I write this wearing a smile.
That’s because it’s a Sunday, the U.S. Open is on all day and I’m thinking about how much fun I had last night.
Limiting yourself to just one section of this city is about as foolish a thing you can do. Relying solely on my two feet for transportation, I had stayed in the midtown area for the New York nightlife scene. Very foolish.
Luckily, I’m not a complete social outcast and have made some friends. One of them is living in a dormitory at NYU this summer, so we — my roommate Max and a few other new friends — headed southward to Lower Manhattan and found the coolest place in NYC.
It’s called McSorley’s Old Ale House and it’s why I’m smiling. The name tells exactly what it is: an old ale house. In fact, it’s the oldest Irish pub in New York City. I quickly understood why it’s been in business for 150-plus years.
The guy at the door — call him a bouncer if you really care — was jolly as ever. He was excited to see that we were excited about being there. We still didn’t know what it had in store.
The “bouncer” glanced at my ID like all I had to do was pull it out of my wallet.
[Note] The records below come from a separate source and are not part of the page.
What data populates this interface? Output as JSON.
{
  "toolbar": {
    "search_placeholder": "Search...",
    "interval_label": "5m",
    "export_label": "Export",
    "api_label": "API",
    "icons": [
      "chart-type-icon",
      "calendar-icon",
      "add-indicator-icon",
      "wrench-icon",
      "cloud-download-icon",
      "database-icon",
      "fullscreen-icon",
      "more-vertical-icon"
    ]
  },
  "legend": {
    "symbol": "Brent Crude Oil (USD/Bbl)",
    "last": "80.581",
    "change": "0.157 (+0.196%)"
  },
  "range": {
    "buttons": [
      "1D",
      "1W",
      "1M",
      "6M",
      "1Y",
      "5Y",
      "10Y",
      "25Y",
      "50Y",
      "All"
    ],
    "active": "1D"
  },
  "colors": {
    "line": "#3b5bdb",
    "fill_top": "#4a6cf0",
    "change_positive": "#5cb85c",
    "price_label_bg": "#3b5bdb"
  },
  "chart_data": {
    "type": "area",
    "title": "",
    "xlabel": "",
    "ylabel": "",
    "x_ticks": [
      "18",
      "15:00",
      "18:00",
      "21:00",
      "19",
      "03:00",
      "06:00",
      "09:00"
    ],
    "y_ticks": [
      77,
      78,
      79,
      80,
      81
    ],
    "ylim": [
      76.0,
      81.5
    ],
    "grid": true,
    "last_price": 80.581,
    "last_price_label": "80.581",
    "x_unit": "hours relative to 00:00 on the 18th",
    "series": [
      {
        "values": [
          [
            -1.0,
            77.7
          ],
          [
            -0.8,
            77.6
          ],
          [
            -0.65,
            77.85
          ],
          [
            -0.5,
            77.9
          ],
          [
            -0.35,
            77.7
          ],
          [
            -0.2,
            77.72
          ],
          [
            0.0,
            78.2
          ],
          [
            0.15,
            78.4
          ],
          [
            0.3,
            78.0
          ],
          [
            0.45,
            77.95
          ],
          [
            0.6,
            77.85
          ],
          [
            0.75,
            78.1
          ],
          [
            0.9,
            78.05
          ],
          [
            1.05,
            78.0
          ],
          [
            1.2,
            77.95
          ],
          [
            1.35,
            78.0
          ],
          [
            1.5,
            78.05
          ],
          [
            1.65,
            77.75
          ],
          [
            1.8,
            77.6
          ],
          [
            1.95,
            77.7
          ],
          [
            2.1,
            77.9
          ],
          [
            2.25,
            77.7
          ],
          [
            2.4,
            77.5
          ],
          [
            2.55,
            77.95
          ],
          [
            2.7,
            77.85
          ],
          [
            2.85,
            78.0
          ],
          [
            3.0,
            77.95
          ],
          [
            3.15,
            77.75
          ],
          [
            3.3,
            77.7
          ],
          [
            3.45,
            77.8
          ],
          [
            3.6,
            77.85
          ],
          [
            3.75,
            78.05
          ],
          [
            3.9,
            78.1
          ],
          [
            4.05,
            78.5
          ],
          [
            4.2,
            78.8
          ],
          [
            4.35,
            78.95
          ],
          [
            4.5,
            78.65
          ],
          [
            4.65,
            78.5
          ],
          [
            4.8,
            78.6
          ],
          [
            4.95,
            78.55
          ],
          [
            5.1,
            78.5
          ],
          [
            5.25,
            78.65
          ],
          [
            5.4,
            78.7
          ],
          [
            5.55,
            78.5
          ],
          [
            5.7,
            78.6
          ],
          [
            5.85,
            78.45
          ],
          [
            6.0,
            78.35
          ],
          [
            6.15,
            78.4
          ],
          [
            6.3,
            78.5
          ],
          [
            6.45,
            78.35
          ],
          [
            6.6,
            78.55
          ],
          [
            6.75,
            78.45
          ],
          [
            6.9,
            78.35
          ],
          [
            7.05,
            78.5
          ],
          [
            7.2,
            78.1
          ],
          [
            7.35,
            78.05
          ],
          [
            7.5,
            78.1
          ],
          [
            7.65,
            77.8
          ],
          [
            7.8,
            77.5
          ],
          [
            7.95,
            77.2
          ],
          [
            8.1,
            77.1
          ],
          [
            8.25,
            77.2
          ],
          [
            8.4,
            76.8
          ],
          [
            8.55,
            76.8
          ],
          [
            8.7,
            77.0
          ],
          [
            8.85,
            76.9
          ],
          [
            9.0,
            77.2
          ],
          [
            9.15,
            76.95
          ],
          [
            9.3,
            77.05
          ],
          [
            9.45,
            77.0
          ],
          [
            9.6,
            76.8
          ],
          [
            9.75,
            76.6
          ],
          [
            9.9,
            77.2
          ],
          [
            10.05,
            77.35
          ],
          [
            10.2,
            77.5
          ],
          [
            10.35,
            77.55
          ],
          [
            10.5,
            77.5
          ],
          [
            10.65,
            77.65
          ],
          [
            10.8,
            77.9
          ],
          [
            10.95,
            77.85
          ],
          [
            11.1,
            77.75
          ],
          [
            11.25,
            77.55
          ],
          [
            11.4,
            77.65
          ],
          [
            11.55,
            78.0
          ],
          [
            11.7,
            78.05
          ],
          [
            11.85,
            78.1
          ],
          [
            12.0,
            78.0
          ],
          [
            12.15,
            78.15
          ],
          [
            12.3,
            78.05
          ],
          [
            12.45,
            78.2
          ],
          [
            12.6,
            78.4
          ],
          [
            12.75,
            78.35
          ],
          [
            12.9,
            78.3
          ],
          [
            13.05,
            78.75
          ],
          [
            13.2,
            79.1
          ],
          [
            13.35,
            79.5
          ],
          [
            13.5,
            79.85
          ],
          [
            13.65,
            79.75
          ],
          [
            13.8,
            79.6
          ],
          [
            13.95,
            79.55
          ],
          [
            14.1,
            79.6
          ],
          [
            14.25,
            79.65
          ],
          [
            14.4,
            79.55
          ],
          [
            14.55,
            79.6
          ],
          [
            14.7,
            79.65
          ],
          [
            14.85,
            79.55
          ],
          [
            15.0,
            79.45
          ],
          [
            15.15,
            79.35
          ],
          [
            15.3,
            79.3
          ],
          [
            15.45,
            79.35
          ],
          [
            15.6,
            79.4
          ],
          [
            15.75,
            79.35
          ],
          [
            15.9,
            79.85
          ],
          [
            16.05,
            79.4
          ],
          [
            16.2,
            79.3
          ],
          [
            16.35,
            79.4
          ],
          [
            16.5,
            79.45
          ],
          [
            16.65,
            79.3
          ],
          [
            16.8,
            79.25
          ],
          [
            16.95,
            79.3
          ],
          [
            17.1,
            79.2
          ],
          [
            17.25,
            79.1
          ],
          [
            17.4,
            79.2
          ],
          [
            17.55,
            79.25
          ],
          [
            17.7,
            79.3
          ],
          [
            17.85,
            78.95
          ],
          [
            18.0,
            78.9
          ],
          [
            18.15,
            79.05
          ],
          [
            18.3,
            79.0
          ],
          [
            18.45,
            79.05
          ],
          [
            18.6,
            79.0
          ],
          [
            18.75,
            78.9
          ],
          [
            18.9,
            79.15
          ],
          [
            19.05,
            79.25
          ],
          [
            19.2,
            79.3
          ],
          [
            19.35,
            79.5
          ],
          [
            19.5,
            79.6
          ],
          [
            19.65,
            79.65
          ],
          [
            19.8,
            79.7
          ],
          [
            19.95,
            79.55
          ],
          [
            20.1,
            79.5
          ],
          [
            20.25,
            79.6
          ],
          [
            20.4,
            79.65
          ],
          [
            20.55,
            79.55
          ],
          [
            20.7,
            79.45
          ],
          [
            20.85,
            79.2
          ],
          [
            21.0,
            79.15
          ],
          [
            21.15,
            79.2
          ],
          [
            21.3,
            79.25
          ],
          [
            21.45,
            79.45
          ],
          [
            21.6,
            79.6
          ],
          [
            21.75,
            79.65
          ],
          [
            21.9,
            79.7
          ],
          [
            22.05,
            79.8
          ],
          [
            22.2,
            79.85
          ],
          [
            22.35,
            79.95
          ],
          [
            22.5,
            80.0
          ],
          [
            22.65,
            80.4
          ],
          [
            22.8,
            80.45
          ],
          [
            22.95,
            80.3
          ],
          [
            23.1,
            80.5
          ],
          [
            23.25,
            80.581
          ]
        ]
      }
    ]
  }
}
It couldn’t have been more than two seconds between the time it left my fingers and was placed back there. I honestly don’t think he looked at it, but we’ll never know. It also doesn’t matter.
The first and only thing he said was “Hey, you guys got here at the right time.” He was right. Our group of six was ushered through the bar to a back room where everyone was having a good time. Each wall is splattered with photos and memorabilia that likely haven’t moved since the 1800s.
Our waiter, Tim (soon to be referred to as Timmy) — call him a waiter if you really care — was dressed in a simple grey sport coat and his dark gray hair lay frizzled to shoulder length. He sat us down with a “What’ll it be, light or dark?” because that’s all they have. It’s either light house ale or dark house ale, nothing more. Some bar, huh?
That’s really all they need. The beer was great. You tell Timmy one of three things: all light, all dark or light and dark. The next time you see him he’s carrying more beer than you could dream of.
The mugs aren’t huge nor were they full but everyone in the group gets two each for the price of $5.50, rather cheap for the Big Apple. You keep your head on a swivel because Timmy and his fellow “waiters” are slugging 12-20 mugs around a tightly packed room with plenty of people turning tipsy into drunk.
The aura of McSorley’s was exactly what you would hope and expect from an Irish pub. People weren’t there to meet the opposite sex, intentions aside. They weren’t there to dance in darkness and flashing lights. They were at McSorley’s to have a great time and drink with other people looking to have a great time and drink.
One adjacent table housed a group of couples likely in their fifties, definitely tourists — though its too early for me to refer to anyone as such. Their neighbors were a bunch of lads as Tim called them — guys in their upper-20s, rowdy as ever, downing the tiny mugs like liquid candy.
Pretty soon the “lads” were chugging beers with the men and women in their fifties. Then we all stood up and sang “God Bless America” together. It was awesome.
McSorley’s tries to accomodate as many people as possible, so our table soon had three guests from the city, all of Irish descent who hit up McSorley’s once each month. They said they can’t decide to hit the town and find more fun anywhere else.
They taught us tabletop drinking games, forced us into more rounds than we originally planned and showed us how the Irish like to have a good time in little over an hour.
Oh yeah, Tim takes his notes of orders in a reporters notebook. The final bill for our group of six read $93.50 with a few tallies above the number like a child had scribbled up whatever numeral came to mind. He also counted on his fingers. His math was spot on, however, and we gave him a healthy tip.
It was easily my best night in the city.
Just like I’m sure it was back in the 1800s, McSorley’s is the coolest place in NYC.
I unfortunately own neither of these photos.